From every mountanside, let freedom ring

  • Published
  • By Col. Lansen Conley
  • 82nd Training Wing Vice Commander
It is the Fourth of July, again! 

And I just did an unusual thing. I read our Declaration of Independence. This is not my normal Fourth of July activity. 

Most of my Fourth of Julys have been spent at family gatherings, outdoor activities, resting from a life far too hectic and, of course, watching fantastic fireworks displays.
But read the Declaration of Independence? No, that is the forced homework of a bad history class. In fact, as much as I hate to admit it, I don't recall ever reading the entire document. 

Sad isn't it? 

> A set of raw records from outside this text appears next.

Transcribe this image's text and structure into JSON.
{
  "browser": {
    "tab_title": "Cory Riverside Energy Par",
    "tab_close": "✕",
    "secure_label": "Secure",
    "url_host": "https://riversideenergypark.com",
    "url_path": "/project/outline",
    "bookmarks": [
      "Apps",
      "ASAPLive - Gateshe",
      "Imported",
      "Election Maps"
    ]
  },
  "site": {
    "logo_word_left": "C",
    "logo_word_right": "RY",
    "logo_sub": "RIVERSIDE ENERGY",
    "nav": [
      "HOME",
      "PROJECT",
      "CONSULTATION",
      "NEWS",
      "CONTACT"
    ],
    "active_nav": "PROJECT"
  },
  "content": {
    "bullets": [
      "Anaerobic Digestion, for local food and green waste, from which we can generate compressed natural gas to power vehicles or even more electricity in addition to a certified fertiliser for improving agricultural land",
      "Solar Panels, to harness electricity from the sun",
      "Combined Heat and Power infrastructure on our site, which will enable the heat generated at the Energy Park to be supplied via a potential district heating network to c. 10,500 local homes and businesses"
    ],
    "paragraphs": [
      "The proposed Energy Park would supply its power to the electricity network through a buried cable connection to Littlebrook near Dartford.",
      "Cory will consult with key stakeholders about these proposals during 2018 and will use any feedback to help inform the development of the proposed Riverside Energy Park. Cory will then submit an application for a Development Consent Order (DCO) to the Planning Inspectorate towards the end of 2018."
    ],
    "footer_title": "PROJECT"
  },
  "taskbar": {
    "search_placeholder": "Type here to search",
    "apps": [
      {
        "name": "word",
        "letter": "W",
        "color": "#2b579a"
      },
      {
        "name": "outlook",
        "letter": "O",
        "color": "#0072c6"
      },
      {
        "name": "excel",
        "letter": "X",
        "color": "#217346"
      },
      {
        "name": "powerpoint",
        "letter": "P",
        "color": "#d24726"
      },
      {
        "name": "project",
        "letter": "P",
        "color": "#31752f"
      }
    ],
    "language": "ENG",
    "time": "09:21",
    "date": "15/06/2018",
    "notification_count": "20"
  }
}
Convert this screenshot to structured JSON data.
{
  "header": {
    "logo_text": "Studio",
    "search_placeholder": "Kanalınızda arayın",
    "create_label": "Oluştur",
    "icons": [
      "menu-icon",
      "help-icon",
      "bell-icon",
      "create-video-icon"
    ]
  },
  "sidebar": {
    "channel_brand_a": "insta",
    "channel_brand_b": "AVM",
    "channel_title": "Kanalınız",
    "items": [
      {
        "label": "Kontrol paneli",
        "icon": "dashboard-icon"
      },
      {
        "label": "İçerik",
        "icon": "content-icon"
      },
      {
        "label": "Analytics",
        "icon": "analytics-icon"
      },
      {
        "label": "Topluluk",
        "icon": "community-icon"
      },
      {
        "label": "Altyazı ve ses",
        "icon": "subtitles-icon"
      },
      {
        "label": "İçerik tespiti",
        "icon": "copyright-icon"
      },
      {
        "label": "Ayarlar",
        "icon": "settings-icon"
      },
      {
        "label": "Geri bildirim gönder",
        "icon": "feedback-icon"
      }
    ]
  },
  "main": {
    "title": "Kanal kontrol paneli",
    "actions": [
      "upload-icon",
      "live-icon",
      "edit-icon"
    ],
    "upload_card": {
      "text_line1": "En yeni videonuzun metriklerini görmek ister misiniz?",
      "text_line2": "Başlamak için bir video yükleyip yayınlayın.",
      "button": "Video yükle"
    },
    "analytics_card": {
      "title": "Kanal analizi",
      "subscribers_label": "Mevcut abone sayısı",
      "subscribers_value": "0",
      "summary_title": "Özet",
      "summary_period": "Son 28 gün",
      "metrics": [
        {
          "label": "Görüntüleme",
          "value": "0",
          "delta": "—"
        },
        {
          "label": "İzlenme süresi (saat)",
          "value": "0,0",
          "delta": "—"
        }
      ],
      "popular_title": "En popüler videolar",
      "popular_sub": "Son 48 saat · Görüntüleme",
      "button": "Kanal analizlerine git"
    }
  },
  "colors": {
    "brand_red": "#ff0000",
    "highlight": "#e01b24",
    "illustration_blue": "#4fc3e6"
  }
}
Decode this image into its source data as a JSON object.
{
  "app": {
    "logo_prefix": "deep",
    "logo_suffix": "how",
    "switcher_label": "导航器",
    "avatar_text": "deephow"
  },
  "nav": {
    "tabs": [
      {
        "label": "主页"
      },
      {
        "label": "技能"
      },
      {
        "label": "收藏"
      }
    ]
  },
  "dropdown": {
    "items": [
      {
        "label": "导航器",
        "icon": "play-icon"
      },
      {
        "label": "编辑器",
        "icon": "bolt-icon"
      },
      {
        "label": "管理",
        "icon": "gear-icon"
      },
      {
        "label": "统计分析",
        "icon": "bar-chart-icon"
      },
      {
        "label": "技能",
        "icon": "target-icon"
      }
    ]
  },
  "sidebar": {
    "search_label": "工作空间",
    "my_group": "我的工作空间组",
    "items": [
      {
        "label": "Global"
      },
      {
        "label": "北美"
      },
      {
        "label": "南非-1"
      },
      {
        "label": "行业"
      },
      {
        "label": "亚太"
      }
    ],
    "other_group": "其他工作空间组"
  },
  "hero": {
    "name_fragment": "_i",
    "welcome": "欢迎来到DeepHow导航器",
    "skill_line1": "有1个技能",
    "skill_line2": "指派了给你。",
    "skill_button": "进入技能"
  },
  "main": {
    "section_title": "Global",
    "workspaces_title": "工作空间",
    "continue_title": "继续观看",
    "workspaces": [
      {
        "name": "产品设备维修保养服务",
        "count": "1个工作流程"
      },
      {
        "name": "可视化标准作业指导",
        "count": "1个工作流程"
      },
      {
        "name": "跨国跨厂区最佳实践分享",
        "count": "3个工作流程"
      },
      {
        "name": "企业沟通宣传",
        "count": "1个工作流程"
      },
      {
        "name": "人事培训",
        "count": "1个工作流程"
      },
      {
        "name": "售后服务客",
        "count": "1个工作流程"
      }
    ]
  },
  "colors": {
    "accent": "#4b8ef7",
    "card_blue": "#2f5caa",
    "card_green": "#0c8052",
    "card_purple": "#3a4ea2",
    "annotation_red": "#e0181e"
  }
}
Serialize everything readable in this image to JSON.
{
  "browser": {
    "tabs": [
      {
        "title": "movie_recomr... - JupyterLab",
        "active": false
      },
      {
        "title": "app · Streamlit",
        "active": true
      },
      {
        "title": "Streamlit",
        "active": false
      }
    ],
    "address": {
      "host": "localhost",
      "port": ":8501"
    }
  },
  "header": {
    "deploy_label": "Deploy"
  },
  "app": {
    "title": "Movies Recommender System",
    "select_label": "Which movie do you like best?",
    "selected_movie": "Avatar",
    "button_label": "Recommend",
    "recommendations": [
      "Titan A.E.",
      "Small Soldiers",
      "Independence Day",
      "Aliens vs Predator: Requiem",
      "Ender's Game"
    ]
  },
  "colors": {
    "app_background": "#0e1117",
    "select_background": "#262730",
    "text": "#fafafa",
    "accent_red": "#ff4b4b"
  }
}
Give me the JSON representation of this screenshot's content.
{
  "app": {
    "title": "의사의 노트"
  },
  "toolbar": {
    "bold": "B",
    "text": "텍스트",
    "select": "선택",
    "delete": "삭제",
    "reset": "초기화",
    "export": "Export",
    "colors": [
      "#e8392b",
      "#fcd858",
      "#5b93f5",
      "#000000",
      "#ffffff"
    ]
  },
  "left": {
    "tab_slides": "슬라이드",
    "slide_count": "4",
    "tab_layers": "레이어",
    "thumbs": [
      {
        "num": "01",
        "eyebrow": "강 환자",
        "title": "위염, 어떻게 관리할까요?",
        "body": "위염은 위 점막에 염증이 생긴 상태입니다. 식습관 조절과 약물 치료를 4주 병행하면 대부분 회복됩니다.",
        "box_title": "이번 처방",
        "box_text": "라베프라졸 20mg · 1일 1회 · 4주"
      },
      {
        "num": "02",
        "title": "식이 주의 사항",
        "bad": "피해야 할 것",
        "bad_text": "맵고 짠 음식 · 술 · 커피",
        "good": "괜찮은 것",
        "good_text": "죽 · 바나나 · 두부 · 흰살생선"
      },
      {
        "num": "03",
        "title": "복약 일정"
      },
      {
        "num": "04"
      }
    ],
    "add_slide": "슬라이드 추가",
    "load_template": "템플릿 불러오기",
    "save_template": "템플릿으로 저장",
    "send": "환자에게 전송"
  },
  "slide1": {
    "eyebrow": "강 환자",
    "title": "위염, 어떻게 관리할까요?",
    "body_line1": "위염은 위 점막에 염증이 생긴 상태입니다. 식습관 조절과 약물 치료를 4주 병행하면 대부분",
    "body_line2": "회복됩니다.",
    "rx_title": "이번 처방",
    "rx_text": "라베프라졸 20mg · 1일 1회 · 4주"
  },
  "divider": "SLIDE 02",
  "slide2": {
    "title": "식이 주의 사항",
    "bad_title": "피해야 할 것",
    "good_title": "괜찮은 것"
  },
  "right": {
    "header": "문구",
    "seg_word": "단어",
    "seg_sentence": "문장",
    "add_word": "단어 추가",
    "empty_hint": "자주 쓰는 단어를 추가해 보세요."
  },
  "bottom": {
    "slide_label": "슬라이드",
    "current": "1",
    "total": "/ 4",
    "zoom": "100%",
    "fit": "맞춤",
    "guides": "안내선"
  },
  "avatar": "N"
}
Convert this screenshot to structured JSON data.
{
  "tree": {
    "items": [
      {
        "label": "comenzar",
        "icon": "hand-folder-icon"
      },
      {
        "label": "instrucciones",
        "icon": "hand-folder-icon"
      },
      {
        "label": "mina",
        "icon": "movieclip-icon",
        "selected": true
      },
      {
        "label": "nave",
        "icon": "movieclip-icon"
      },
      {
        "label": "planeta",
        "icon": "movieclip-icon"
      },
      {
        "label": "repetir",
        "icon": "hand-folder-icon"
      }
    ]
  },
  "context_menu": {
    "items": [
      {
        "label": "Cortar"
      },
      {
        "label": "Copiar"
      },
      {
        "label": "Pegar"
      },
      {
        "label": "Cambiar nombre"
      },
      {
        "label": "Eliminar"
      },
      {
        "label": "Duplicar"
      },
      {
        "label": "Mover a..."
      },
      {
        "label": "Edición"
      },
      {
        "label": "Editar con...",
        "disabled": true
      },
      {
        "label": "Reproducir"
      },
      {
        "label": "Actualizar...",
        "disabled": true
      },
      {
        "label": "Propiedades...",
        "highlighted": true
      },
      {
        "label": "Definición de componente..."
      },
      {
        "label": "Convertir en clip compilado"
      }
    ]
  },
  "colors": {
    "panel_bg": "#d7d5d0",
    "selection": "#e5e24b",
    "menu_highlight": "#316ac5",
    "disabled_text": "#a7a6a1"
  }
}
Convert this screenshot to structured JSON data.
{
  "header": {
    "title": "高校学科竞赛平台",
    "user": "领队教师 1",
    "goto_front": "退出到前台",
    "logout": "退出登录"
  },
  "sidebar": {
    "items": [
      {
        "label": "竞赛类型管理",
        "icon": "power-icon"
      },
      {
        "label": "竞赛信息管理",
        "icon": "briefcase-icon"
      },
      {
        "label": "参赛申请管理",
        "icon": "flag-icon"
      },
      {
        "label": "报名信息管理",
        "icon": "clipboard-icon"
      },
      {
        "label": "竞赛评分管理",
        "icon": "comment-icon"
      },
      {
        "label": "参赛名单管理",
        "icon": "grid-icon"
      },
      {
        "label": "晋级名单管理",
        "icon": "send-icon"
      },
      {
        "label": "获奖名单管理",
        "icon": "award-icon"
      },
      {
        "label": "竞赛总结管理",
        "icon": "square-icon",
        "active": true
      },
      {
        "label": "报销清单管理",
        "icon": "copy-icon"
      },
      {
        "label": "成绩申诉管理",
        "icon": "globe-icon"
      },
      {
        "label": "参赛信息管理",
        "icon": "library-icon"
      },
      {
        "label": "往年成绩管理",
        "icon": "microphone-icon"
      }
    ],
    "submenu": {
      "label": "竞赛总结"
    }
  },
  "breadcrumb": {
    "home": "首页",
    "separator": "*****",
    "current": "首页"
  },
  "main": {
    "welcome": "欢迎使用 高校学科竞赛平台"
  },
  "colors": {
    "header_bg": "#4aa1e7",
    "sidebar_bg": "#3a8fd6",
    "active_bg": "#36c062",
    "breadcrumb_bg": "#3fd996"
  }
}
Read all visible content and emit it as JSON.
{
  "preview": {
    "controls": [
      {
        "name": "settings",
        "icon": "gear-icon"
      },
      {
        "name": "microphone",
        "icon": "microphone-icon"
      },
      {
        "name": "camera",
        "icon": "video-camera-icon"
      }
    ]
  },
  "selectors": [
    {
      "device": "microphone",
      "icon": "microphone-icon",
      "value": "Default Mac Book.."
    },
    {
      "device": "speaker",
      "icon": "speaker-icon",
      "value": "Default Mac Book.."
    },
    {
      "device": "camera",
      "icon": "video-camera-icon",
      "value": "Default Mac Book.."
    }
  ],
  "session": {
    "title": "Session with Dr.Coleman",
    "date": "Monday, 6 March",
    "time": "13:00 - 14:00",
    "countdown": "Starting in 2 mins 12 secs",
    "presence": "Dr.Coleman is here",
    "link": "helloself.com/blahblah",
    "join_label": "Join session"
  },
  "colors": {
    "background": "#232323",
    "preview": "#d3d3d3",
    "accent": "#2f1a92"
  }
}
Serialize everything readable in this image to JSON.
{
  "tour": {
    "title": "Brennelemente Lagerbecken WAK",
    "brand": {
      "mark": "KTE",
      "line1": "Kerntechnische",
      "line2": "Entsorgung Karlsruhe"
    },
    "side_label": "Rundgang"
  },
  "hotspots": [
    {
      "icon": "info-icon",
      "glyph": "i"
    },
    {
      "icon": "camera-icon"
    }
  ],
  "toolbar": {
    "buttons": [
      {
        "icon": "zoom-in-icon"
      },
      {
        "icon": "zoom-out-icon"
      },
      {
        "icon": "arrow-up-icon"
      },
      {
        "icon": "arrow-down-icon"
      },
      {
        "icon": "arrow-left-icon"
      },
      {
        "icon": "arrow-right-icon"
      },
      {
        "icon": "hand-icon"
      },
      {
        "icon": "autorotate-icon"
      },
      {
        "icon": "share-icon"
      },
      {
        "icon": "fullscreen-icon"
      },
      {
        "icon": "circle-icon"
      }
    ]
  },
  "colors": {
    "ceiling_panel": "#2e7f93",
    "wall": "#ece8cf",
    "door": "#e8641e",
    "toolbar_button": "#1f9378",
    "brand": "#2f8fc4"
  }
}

Yes, I was awake in class when we covered the most famous lines of the Declaration. "We hold these truths to be self-evident, that all men are created equal, that they are endowed by their Creator with certain unalienable Rights, that among these are Life, Liberty and the pursuit of Happiness." 

Absolutely great truths! But that is only a few of the 93 lines. What about the other 1,302 words? What do they say? 

To avoid flashbacks of previous painful history lessons, let's say they were a list of "Facts" (complaints) "submitted to a candid world" against the King of Great Britain. The Declaration lists 18 "repeated injuries and usurpations" the King used to establish an "absolute Tyranny over these States." 

It also said the King subjected the colonists to "jurisdiction foreign to our constitution," including 10 violations of basic laws like taxes without consent, suspending the legislatures and depriving people of trial by jury. 

So Congress said the British King left them no choice but to "solemnly publish and declare, That these United Colonies are, and of Right ought to be Free and Independent States; that they are Absolved from all Allegiance to the British Crown, and that all political connection between them and the State of Great Britain, is and ought to be totally dissolved; and that as Free and Independent States, they have full Power to levy War, conclude Peace, contract Alliances, establish Commerce, and to do all other Acts and Things which Independent States may of right do." 

Hence the birth of the USA! 

However, as a member of the United States Air Force, it is the last line of the Declaration of Independence that I appreciate the most. The 56 signatories made their most solemn pledge to defend this infant nation called the United States of America. 

"And for the support of this Declaration, with a firm reliance on the protection of divine Providence, we mutually pledge to each other our Lives, our Fortunes and our sacred Honor." 

We make a similar pledge when we take our Air Force oaths to support and defend the Constitution against all enemies, foreign and domestic. Thomas Jefferson, the primary writer of the Declaration of Independence, said, "The price of freedom is eternal vigilance." 

You are doing an outstanding job providing that vigilance ... thank you!